One of my most popular posts last year was the one with my handy tools for Nanowrimo. So by popular demand, I have updated them for 2018. Yep folks, you can get your nerdy Excel Nanowrimo calculator, neat little calendars to print out, and even a Scrivener template for your Nanowrimo novel.

I know, I know. I’m wonderful.

A swoonarific Nanowrimo Excel spreadsheet

Nothing is as sexy as a spreadsheet. And ladies, gents, and non-binary folks, allow me to show you the sexiest damn spreadsheet you will ever see. This little bad arse will count up your words, tell you how many you’ve got to go, and how many you need to stay on track. It even gives you a little big of encouragement. And of course, a nice surprise when you win.

What are you waiting for? Download the Nanowrimo excel spreadsheet!!

Nanowrimo calendars to print

Your next goodie is a simple one – calendars you can print out and stick on your wall! Let’s face it, we writers are a traditional lot. There’s nothing we like better than notebooks, pens, post it notes, parchment, quills, ink, wax stamps… Okay, well, you get the idea.

So yes, the basics. Nanowrimo calendars in five indeterminate shades (I’m kinda colour blind, so titles may not correspond to your own understanding of these colours) for you to print out and put in your office, on your fridge, in the kitty litter, on the loo door. Knock yourself out.

Scrivener Nanowrimo template

And finally, a Scrivener template for your Nanowrimo project. I actually don’t know if anybody used this one last year as I can’t see the download stats. Anyway, rather than dividing into scenes, I’ve created 30 pages labelled Day 1, Day 2, etc, each with a target of 1,667 words. I personally found this super useful. It’s not very elegant in terms of helping you to split up your scenes, but it’s great for just getting the damn words down.

It’s a little tricky to download and import, however.

Download the template here and unzip it somewhere you’ll be able to find it (like your Desktop).

Open Scrivener, and open a New Project.

At the bottom of the dialog box, there’s a button that says ‘Options’.

Click that and Import Templates.

Navigate to wherever you saved the template and select it.


(let me know if you need more help with this. I may get around to making a How To video in the next few days.)

I’d love to know if you’ve used any of these tools, either last year or this year. In any case, good luck, and may the words be with you.

0 Responses

  1. Thanks! I’m sure that these will help this year. I appreciate you updating them for 2018 since I’m behind the game and couldn’t update my old sheets.

Leave a Reply

Your email address will not be published. Required fields are marked *

This site uses Akismet to reduce spam. Learn how your comment data is processed.

Nat Newman

Nat Newman is an award-winning writer of short stories, podcasts, feature articles, ghostwritten books, drunk text messages and a novella.
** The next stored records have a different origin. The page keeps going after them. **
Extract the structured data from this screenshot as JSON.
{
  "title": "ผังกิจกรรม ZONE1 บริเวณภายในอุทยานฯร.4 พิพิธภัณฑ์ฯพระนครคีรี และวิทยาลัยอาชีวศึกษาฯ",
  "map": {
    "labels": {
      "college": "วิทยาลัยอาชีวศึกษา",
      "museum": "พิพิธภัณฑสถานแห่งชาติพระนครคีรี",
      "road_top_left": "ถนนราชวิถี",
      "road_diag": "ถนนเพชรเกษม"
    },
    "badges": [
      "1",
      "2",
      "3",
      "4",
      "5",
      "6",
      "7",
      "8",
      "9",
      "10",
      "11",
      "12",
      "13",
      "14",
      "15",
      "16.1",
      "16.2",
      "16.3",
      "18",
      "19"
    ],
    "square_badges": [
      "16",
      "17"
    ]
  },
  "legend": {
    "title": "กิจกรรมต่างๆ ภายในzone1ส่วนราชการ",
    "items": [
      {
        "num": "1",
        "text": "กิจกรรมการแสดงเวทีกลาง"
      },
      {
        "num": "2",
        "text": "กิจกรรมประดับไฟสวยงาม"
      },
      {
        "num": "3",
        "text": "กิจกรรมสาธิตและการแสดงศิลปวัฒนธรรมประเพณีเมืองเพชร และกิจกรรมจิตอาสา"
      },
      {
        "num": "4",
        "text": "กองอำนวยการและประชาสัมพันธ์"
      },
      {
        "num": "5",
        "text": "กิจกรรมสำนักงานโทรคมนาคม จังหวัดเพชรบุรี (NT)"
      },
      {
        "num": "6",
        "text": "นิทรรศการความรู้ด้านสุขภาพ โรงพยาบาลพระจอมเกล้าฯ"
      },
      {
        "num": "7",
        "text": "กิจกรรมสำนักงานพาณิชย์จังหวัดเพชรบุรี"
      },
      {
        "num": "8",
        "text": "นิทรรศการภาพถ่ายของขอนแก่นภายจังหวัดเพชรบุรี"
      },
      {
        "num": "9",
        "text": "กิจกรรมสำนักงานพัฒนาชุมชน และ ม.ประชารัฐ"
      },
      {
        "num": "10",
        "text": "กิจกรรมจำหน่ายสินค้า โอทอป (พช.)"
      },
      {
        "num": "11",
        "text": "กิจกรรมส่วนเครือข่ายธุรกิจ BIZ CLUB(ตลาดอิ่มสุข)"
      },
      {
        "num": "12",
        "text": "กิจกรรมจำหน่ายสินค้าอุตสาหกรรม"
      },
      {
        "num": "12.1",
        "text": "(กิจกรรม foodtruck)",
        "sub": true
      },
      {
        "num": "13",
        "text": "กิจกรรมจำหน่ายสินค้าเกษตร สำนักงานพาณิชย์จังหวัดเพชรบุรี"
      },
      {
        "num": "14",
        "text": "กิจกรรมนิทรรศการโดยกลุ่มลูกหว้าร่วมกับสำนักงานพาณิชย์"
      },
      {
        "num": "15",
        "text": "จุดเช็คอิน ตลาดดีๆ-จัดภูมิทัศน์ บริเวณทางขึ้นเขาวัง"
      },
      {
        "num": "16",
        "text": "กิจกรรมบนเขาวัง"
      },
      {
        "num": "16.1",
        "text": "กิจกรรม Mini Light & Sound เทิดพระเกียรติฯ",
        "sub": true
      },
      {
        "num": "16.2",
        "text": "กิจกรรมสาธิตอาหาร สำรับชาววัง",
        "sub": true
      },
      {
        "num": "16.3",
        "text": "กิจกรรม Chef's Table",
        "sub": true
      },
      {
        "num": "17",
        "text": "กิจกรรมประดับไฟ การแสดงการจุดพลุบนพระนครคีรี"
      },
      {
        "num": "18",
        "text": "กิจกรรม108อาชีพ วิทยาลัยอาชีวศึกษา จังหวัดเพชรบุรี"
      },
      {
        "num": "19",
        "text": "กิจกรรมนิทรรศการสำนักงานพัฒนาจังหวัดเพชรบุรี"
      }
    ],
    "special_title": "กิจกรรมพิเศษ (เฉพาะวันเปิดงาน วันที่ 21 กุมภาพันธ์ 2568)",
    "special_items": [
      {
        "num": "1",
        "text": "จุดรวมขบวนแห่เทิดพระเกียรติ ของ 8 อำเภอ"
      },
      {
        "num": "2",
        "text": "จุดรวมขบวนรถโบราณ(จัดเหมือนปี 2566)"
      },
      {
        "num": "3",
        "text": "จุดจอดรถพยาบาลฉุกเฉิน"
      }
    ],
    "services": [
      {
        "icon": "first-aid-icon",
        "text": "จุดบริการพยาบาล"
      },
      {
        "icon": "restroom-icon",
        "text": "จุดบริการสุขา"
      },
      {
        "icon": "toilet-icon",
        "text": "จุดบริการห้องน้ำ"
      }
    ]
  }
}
She is also an actor, voice artist, tour host and creative writing tutor.


The Office of Dead Letters



latest posts

words  |  travel  |  life  |  beer

nat newman is a writer, performer, tour host and beer drinker. if you like any of the above things, why not subscribe to my newsletter! :)